“I agree and disagree with meanings connected to the term ‘White Privilege.’ As a Latina, I feel like I have to fight for respect more than another white individual that I may be up against. I know that everyone has challenges and we shouldn’t alienate a person with that term just because their white,” Blanca Torres, recent alumni SOC graduate, said. I do not agree that they always have the upper hand, but I do feel like the level of respect they receive is higher; that is what white privilege means to me. I try to never use that term though.”
It’s been a difficult week with the presidential election. The outcome has angered Americans around the country. Trump’s victory is seen as the catalyst for the resurgence racism, violence, and protests. It is important to be honest as American’s and express how we feel. Nothing can be resolved if these problems are not confronted. First off, gratitude needs to take place. We live in a country that allows Freedom of Speech. My parents live in Nairobi, Kenya. If an individual speaks against his or her government there, they are risking their life. Instead of using our free speech for negatively, free speech can be used for the greater good.

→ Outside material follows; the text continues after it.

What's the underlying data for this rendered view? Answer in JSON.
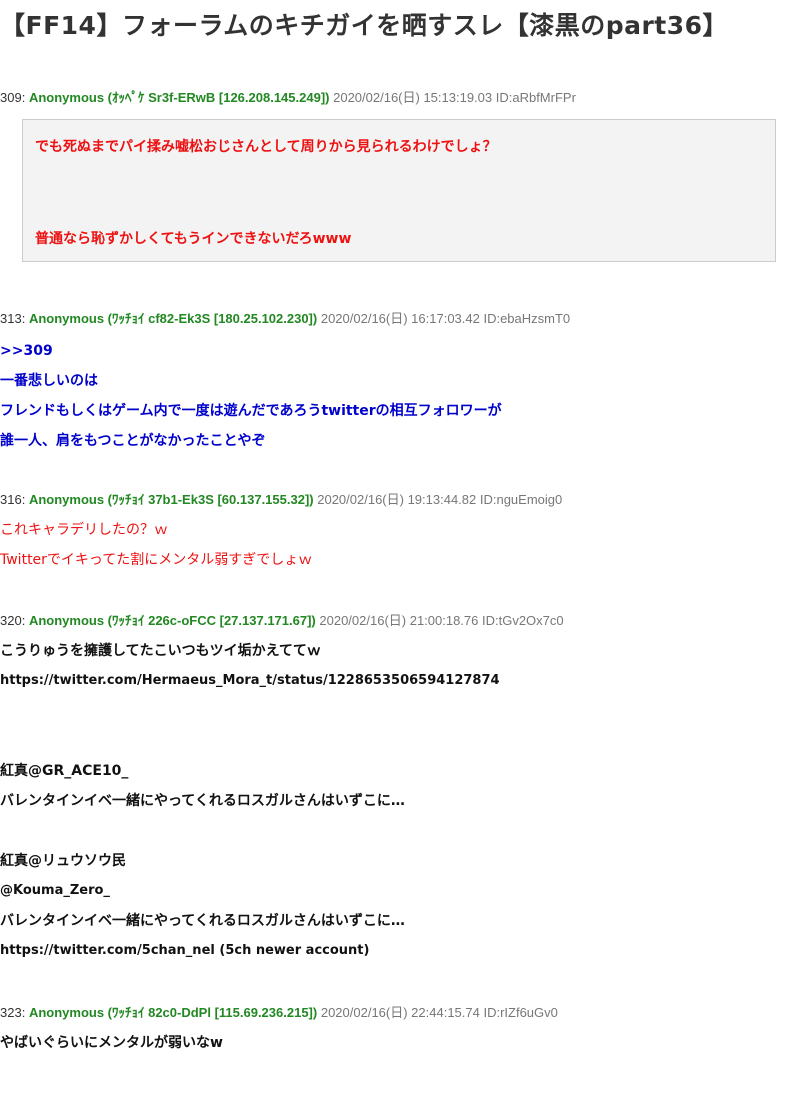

I was devastated like many other supporters the evening of Nov. 8. With ongoing protests, I have been reminded of my race and my privilege because so many angered American’s keep reminding me. This week alone, more than ten people have made the assumption that I voted for Donald Trump because I am white. I have also been told, “Don’t worry about what’s going to happen, you’re white, you won’t be affected by all the changes.” Incorrect. I have never received help from my parents and I have paid for school, by myself, out of pocket, for my education. I work full-time and go to school full time and I barely make ends meet. That’s not the point I want to make though. I don’t want sympathy, I want change.

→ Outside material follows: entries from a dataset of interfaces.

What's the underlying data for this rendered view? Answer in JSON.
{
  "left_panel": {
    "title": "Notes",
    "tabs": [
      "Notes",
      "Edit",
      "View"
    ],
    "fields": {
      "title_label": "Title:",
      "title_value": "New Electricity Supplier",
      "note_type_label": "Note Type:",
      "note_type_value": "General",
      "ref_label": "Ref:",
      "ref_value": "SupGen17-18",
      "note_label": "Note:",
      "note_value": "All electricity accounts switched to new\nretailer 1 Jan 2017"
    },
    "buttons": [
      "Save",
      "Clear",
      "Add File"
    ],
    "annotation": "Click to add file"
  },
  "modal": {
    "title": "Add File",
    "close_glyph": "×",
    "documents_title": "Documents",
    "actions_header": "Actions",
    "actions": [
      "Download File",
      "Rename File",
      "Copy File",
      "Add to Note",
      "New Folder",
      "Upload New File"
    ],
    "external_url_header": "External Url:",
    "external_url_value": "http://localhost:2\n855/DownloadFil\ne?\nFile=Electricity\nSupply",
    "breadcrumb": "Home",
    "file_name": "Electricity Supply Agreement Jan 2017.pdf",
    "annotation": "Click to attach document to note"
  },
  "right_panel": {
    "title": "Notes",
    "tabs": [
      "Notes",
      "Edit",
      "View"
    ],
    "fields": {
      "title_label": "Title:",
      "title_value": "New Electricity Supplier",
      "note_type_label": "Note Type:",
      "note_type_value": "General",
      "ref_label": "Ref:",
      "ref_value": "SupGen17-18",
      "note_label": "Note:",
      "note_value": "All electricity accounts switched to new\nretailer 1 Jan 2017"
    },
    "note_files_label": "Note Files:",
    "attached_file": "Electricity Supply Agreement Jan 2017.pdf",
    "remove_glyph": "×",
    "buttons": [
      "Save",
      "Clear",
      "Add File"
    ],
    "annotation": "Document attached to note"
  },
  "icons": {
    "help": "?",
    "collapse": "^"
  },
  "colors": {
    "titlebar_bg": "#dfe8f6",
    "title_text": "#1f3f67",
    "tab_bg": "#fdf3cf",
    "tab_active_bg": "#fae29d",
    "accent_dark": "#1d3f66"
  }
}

I want people to acknowledge ‘White Privilege’ and use it to create change. As Mann says, “Dear women, I’m sorry. Dear black people, I’m sorry. Dear Asian Americans, dear Native Americans, dear immigrants who come here seeking a better life, I’m sorry. Dear everyone who isn’t a middle or upper class white boy, I’m sorry. I have started life on the top of the ladder while you were born on the first rung.” I acknowledge that I was born into privileges being a Caucasian female. My parents both graduated college and they set me up for a successful life. I want everyone to have those privileges. I agree with Mann when he says, “It’s time to take that ladder and turn it into a bridge.” It’s time for those with privileges to acknowledge their strength, not hide behind it. It’s time to even the playing grounds together.